SK: I had a meeting with Doc Doherty at Adelphi and he asked me if I wanted to transfer anywhere and if he could help me. He called up a lot of coaches and I got a couple of phone calls the next morning in my dorm room. I decided on Towson because I knew they had a great returning class as well as some great transfers coming in including Rich Betcher and Doug Sharrets.
MT: Making the move to Towson State paid off in a big way. Towson played Cinderella in 1991 making an amazing run (as the #11 seed out of 12 teams) all the way to the National Championship game versus North Carolina before eventually falling to the unbeaten Tar Heels 18-13. Along that run Towson was a true road warrior knocking off #6 seed Virginia in the opening round, then took out the #3 seed Princeton in Triple OT before beating #7 Maryland in the semifinals. For you what was the most memorable moments of that run that you still think of today?
SK: There were so many runs in the Virginia game that were amazing Coast to Coast goals as well as in the Princeton game taking face-offs. I won one and went down and scored on Batch to tie the game up in the 4th quarter. I could think of a few I’d like to take back too.
MT: You were one of the best takeaway defenders of your time. In today’s game it is rare that you see a long pole throwing take away checks as we were so accustomed to back in our era. Playing good fundamental defense is a must no one will argue that, but there are times and places for defenders to properly throw a takeaway check. As you watch college lacrosse today does it bother you that part of the game is nowhere near existent as it was when you played?
SK: Yeah it upsets me that I’ll see more guys not throwing checks, but when you see the guys that do throw checks and are allowed to play offense with the long stick that makes me smile.
MT: In 1992 you made the transition from collegiate lacrosse to the Major Indoor Lacrosse League ( MILL) now known as the National Lacrosse League (NLL). You started your career playing for the Baltimore Thunder. For someone who had been so used to carrying a long pole what was your transition to short stick like that first season of box lacrosse? How did you adapt to the different indoor game that first season?
SK: Well when I was younger I was always a midfielder and an attackman and I played a lot of short stick growing up I wish I had gone north of the Border earlier to play Box Lacrosse
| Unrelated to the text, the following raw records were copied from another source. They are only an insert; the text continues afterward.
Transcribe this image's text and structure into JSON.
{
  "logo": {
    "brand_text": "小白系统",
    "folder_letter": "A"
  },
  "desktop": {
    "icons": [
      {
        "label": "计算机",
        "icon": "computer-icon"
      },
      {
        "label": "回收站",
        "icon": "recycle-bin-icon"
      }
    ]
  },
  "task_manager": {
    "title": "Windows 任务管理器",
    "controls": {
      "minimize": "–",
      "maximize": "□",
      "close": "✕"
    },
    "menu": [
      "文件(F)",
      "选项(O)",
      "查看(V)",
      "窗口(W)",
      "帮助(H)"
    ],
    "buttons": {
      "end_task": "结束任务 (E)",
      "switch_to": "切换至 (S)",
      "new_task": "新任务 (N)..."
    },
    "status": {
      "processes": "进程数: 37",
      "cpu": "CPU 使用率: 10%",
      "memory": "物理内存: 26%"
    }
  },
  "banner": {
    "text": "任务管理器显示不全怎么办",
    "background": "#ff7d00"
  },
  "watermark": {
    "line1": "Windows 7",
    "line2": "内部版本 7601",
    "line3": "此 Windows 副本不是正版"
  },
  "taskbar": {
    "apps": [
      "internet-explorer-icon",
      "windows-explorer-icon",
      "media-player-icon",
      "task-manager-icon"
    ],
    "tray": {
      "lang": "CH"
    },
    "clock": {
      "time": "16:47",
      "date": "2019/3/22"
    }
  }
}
MT: You went on to play for five seasons for the New York Saints, then single seasons for the Buffalo Bandits, Syracuse Smash and finally the Long Island Lizards before hanging them up in 2001. What do you think is the biggest difference in the league as it was then Versus how it is now?
SK: Well now the league is all televised and these guys are well taken care of you could thank us for bringing in the PLPA in the early 90s getting a union. I love the NLL and the direction it’s gone it needs to be in more venues across the country.
In 2016, Steve Kisslinger was recognized by the United States Box Lacrosse Association (USBOXLA) in its list of Top 30 Indoor Lacrosse players born in the United States: American Made: The All-Time NLL Top 30
MT: When you did not have a lacrosse stick in your hand you were usually on a bike. Sometimes mountain bike but was usually BMX style and competing especially when you were younger. Did the freestyle and improvisation of BMX kind of lend it’s hand in your playing style of lacrosse?
SK: I think BMX and Lacrosse complement one another to the point of the power and the strength as well as the Ingenuity and skill and smoothness.
MT: Lastly, are you making the trip to Lake Placid this summer? If so who are you playing with?
SK: Living in Florida still not sure I will be there, I am hoping to make it up to Lake Placid though.
Steve Kisslinger Dodges to the Goal with a Long Pole at Vail: